Key clinical point: Most rheumatic immune-related adverse events resulting from cancer therapy were not severe, could be verified by C-reactive protein and imaging, and were readily treatable.
Major finding: The large majority of patients had an elevated C-reactive protein level (76%) and pathology on joint ultrasound (96%); most cases (80%) were manageable with prednisone either alone or combined with NSAIDs.
Study details: A multicenter registry cohort study of 69 patients having rheumatic symptoms as a result of immune checkpoint inhibitor therapy or other cancer therapies.
Disclosures: The study did not receive any specific funding.
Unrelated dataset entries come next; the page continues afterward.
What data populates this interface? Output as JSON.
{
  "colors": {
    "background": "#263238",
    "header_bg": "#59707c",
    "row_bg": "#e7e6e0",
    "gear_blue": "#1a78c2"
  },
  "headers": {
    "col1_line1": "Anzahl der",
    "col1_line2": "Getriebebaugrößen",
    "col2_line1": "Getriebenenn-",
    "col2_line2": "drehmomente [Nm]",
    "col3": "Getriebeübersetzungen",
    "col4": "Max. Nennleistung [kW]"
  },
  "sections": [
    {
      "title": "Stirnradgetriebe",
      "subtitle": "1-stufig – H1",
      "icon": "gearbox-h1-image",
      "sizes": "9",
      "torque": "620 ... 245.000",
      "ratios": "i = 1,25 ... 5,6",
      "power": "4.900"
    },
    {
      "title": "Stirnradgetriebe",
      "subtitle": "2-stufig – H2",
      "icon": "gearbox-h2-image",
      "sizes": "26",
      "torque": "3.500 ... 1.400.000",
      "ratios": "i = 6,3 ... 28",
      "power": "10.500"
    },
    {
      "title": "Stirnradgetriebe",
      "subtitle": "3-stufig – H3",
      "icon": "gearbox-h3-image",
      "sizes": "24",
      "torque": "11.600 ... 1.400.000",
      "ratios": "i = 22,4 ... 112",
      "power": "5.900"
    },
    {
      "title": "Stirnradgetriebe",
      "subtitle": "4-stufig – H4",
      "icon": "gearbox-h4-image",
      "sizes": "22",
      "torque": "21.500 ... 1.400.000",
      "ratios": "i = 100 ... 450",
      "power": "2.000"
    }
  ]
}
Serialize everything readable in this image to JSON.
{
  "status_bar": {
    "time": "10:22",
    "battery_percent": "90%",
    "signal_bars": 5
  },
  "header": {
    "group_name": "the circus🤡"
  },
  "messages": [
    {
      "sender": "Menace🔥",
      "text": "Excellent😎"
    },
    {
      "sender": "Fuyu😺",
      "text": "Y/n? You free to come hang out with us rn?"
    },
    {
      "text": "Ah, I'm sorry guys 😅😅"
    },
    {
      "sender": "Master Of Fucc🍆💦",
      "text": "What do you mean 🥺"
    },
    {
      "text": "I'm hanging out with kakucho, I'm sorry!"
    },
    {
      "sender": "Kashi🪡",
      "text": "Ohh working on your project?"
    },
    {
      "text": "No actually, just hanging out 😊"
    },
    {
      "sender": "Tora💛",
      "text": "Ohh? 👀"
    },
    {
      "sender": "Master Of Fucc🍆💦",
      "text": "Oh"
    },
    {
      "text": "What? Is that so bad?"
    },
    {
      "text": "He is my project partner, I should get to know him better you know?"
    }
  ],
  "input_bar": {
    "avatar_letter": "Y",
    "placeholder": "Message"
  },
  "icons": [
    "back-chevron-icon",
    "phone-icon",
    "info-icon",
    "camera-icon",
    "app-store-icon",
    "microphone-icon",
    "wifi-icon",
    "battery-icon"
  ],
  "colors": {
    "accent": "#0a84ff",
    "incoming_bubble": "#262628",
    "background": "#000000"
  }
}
Dr. Benesova disclosed grant/research support from AbbVie, Novartis, Rheumaliga Baden-Wurttemberg, and the University of Heidelberg, and consultancies, speaker fees, and/or travel reimbursements from AbbVie, Bristol-Myers Squibb, Gilead, Janssen, Medac, Merck Sharp & Dohme, Mundipharma, Novartis, Pfizer, Roche, and UCB. Some of her coauthors also disclosed financial relationships with industry.
Benesova K et al. Ann Rheum Dis 2020;79[suppl 1]:168-9, Abstract OP0270.